Hey there im not too sure how to answer but, what i do know is that any time plates that have to be fastened to the bone with skrew's or bolts you put a lot of stress on the fasteners (or more importantly the surrounding bone), the plates are strong but the bones are not in comparison. bones are complex, they are strongest in compression and weakest in bending. bending (a blow perpendicular to the axis of the bone) is usually always what causes a break (or clean break) spiral fractures are a combination of bending/compressive impact. anyway steel is twice as strong in bending than bone so a future blow to that area would transmit to the fasteners (or more importantly to the underlying bone). on the other hand usually the extra strength in the area will prevent a break in that region... another thing to consider is as bones get older they become more brittle and this may cause problems at the fasteners. anyway its not a new thing there is a lot of knowhow in bracing bone so its not likely that anything will go wrong. im not too familiar with bone graphs but iv also heard my fair share of negatives about it. in the end a consistent structure is healthiest and natural, something that bone graphing may provide... but get him to ask the doctor and as was suggested to me on this forum with my broken collar bone, make sure he makes it clear to the doctor that he plans on wake boarding in the future, the doctor will have more information and will proceed accordingly.

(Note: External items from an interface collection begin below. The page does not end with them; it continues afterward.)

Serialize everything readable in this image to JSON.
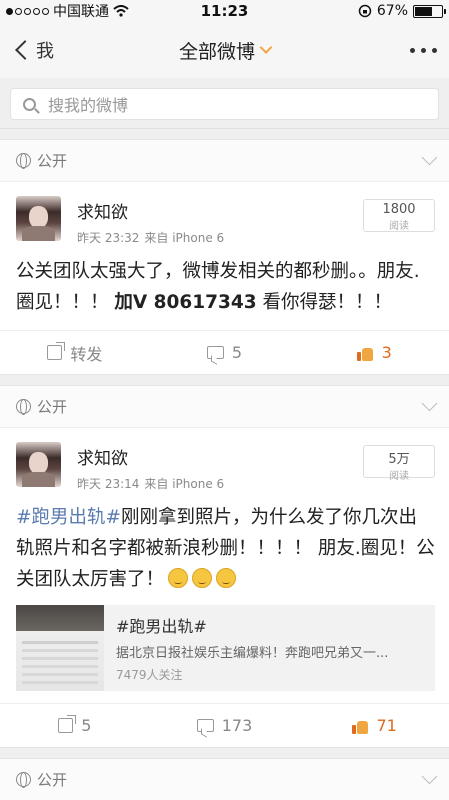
{
  "status": {
    "carrier": "中国联通",
    "time": "11:23",
    "battery_pct": "67%",
    "battery_level": 0.67
  },
  "nav": {
    "back_label": "我",
    "title": "全部微博"
  },
  "search": {
    "placeholder": "搜我的微博"
  },
  "posts": [
    {
      "visibility": "公开",
      "user": "求知欲",
      "time": "昨天 23:32",
      "source": "来自 iPhone 6",
      "reads_count": "1800",
      "reads_label": "阅读",
      "text_main": "公关团队太强大了，微博发相关的都秒删。。朋友.圈见！！！ ",
      "text_bold": "加V 80617343",
      "text_tail": " 看你得瑟！！！",
      "repost_label": "转发",
      "comments": "5",
      "likes": "3"
    },
    {
      "visibility": "公开",
      "user": "求知欲",
      "time": "昨天 23:14",
      "source": "来自 iPhone 6",
      "reads_count": "5万",
      "reads_label": "阅读",
      "tag": "#跑男出轨#",
      "text_main": "刚刚拿到照片，为什么发了你几次出轨照片和名字都被新浪秒删！！！！ 朋友.圈见！公关团队太厉害了！",
      "embed": {
        "title": "#跑男出轨#",
        "desc": "据北京日报社娱乐主编爆料！奔跑吧兄弟又一...",
        "sub": "7479人关注"
      },
      "reposts": "5",
      "comments": "173",
      "likes": "71"
    },
    {
      "visibility": "公开"
    }
  ],
  "colors": {
    "accent": "#f0a640",
    "like": "#e06a1e",
    "topic": "#5b7bb0"
  }
}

its interesting that you pointed out that he was wearing a knee brace, i understand that he broke his tibia and fibula, if the blow was to his knee and his tibia-fibula broke then its obvious that the blow was transmitted from the knee to his lower leg. remember energy doesnt disappear, what the knee brace does is transmit the energy away and hopefully over a greater area. that in combination with an impact or twist to the shine is a typical outcome. don't blame the brace though, id hate to see what damage would have been done to the knee if he wasn't wearing one. In anatomical terms a break away from the joint is always better (more manageable) your knee is a very important and complex joint.
i know i didn't answer your question but i hope i gave you (or him) a bit of insight into whats going on, in my own opinion he was lucky that his knee didnt explode.
this is what a fibula plate looks like: